───── Provided data ─────

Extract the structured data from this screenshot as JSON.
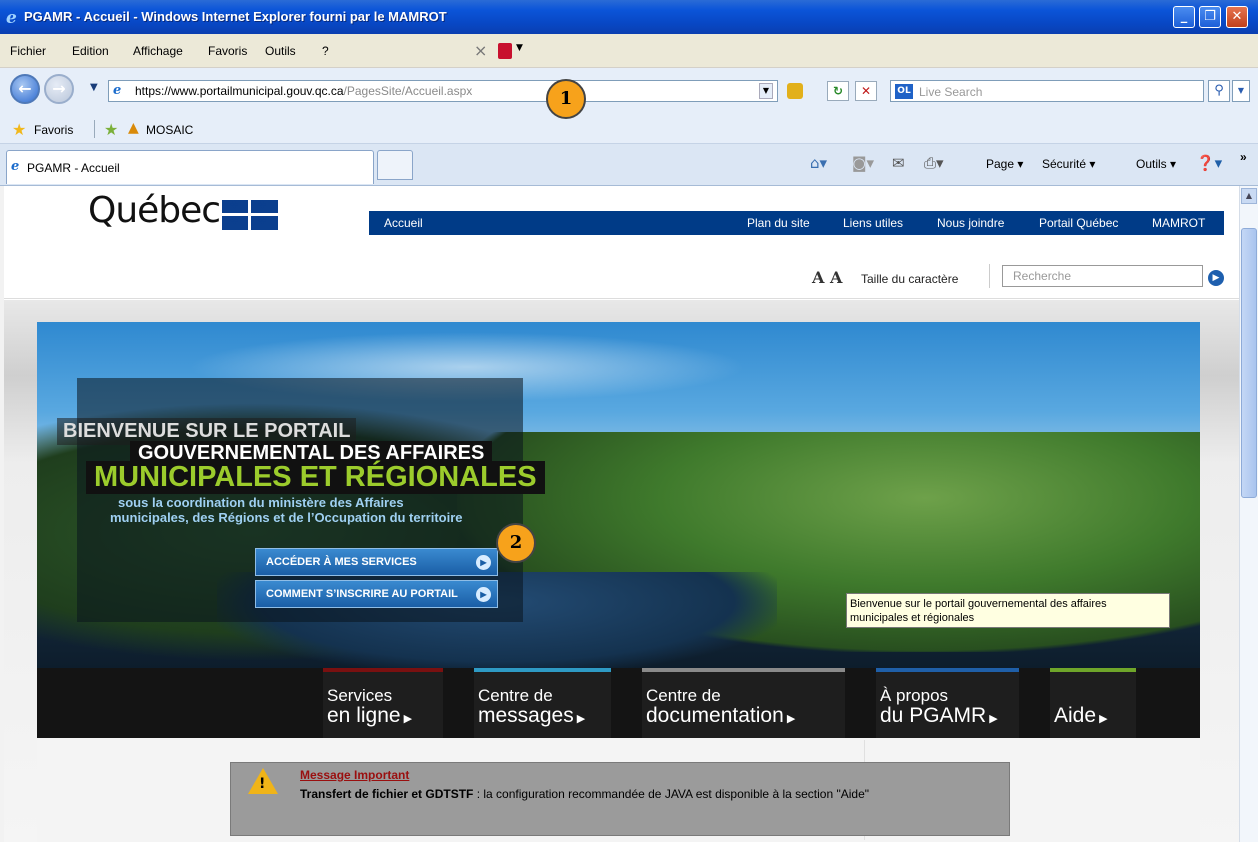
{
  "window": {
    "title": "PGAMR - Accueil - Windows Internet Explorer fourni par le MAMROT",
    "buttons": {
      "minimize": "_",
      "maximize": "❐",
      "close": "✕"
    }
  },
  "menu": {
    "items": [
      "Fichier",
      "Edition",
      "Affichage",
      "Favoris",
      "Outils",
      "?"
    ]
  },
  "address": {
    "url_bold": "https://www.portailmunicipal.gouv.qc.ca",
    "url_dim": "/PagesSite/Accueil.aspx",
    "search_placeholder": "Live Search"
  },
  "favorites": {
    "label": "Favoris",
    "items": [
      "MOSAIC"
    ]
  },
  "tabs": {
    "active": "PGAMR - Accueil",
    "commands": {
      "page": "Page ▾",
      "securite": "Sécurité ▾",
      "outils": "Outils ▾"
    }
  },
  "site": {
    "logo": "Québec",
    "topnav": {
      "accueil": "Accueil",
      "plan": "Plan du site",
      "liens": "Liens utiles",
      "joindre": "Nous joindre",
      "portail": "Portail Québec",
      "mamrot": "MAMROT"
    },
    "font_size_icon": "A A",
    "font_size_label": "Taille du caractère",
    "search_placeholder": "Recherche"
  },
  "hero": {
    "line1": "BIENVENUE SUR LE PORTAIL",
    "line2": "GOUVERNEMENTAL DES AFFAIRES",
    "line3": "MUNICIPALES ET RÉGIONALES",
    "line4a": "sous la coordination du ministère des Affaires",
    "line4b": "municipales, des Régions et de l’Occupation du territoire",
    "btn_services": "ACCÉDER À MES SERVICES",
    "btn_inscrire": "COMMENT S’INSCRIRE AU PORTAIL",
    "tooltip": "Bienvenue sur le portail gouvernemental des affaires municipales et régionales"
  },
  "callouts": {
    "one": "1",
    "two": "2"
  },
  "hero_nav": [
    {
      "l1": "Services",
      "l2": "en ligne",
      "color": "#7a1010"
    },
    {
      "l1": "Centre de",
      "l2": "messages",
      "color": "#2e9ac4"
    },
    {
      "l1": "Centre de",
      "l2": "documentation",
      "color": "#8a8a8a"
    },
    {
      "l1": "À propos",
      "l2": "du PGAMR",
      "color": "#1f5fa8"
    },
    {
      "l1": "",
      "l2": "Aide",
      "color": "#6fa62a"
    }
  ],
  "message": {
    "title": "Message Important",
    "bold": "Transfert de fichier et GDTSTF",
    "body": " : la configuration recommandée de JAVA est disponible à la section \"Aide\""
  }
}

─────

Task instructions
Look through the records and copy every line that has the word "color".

Your response
      "color": "#7a1010"
      "color": "#2e9ac4"
      "color": "#8a8a8a"
      "color": "#1f5fa8"
      "color": "#6fa62a"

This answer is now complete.